Each line from the one containing "Decode this image" to the end of the listing below should be output exactly; no other line is wanted.

> **Material supplied**
______________________________
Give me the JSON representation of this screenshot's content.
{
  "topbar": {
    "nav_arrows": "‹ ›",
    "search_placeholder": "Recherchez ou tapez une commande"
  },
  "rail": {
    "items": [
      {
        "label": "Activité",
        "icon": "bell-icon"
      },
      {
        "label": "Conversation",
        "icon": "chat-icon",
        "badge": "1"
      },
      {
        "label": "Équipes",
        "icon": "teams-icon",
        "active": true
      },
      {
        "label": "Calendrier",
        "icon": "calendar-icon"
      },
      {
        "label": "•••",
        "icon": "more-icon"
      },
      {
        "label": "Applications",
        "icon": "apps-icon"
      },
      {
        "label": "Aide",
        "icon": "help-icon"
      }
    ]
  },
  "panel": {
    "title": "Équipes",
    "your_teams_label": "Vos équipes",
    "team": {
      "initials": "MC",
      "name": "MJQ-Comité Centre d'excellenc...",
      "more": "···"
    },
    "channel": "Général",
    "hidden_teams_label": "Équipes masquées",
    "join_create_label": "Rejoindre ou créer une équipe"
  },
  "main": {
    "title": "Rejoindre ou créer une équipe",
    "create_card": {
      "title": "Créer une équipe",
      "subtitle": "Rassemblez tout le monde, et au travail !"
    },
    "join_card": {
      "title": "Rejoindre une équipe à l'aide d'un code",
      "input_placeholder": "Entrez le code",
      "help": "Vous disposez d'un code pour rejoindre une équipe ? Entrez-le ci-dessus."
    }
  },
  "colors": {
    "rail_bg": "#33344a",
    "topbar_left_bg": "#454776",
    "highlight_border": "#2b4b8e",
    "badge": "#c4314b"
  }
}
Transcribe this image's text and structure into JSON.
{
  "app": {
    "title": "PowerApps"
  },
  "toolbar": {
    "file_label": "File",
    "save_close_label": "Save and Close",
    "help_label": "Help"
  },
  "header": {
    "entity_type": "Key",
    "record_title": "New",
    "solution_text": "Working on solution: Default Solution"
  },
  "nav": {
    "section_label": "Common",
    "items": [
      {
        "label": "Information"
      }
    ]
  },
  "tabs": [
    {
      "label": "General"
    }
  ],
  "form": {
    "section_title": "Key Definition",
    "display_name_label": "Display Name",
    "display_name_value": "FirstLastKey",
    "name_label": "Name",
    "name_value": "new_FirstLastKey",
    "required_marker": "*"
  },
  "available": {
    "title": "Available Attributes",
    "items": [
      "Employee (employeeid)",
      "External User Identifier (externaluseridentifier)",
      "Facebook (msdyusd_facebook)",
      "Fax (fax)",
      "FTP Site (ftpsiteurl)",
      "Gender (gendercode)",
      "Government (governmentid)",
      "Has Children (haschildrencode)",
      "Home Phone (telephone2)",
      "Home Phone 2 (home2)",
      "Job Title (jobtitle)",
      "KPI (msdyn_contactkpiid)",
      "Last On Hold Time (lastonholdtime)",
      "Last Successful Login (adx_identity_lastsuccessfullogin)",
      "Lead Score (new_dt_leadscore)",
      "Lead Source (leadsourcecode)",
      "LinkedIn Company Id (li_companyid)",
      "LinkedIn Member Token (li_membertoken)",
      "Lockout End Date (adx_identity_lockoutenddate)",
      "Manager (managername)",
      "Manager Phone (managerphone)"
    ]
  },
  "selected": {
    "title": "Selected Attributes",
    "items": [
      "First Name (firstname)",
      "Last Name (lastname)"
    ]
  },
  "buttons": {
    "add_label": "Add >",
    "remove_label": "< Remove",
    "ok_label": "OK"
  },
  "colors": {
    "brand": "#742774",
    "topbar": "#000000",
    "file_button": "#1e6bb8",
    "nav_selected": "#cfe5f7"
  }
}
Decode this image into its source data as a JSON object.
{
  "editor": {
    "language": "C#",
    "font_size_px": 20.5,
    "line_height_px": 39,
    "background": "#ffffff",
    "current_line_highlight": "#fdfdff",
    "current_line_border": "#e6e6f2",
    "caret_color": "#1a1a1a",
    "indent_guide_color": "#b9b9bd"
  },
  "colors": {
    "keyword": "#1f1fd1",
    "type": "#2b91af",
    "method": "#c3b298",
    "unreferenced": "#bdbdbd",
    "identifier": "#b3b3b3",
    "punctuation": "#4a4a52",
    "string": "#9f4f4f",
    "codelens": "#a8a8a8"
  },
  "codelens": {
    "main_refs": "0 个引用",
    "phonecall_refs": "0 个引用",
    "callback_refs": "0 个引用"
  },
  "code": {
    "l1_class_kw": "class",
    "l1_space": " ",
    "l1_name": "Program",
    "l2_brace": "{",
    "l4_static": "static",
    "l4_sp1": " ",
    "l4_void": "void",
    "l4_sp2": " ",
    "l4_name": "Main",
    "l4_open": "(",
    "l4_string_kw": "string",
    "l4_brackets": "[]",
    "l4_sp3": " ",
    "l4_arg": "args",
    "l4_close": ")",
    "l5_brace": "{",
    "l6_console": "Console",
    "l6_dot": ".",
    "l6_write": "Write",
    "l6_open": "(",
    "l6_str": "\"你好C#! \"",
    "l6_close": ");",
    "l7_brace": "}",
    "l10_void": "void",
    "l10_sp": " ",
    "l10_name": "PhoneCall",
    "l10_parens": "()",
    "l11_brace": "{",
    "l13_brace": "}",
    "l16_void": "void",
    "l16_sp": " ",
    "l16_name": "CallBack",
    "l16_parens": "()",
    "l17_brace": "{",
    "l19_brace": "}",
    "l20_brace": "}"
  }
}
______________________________
> **The answer**
Decode this image into its source data as a JSON object.
{
  "editor": {
    "language": "C#",
    "font_size_px": 20.5,
    "line_height_px": 39,
    "background": "#ffffff",
    "current_line_highlight": "#fdfdff",
    "current_line_border": "#e6e6f2",
    "caret_color": "#1a1a1a",
    "indent_guide_color": "#b9b9bd"
  },
  "colors": {
    "keyword": "#1f1fd1",
    "type": "#2b91af",
    "method": "#c3b298",
    "unreferenced": "#bdbdbd",
    "identifier": "#b3b3b3",
    "punctuation": "#4a4a52",
    "string": "#9f4f4f",
    "codelens": "#a8a8a8"
  },
  "codelens": {
    "main_refs": "0 个引用",
    "phonecall_refs": "0 个引用",
    "callback_refs": "0 个引用"
  },
  "code": {
    "l1_class_kw": "class",
    "l1_space": " ",
    "l1_name": "Program",
    "l2_brace": "{",
    "l4_static": "static",
    "l4_sp1": " ",
    "l4_void": "void",
    "l4_sp2": " ",
    "l4_name": "Main",
    "l4_open": "(",
    "l4_string_kw": "string",
    "l4_brackets": "[]",
    "l4_sp3": " ",
    "l4_arg": "args",
    "l4_close": ")",
    "l5_brace": "{",
    "l6_console": "Console",
    "l6_dot": ".",
    "l6_write": "Write",
    "l6_open": "(",
    "l6_str": "\"你好C#! \"",
    "l6_close": ");",
    "l7_brace": "}",
    "l10_void": "void",
    "l10_sp": " ",
    "l10_name": "PhoneCall",
    "l10_parens": "()",
    "l11_brace": "{",
    "l13_brace": "}",
    "l16_void": "void",
    "l16_sp": " ",
    "l16_name": "CallBack",
    "l16_parens": "()",
    "l17_brace": "{",
    "l19_brace": "}",
    "l20_brace": "}"
  }
}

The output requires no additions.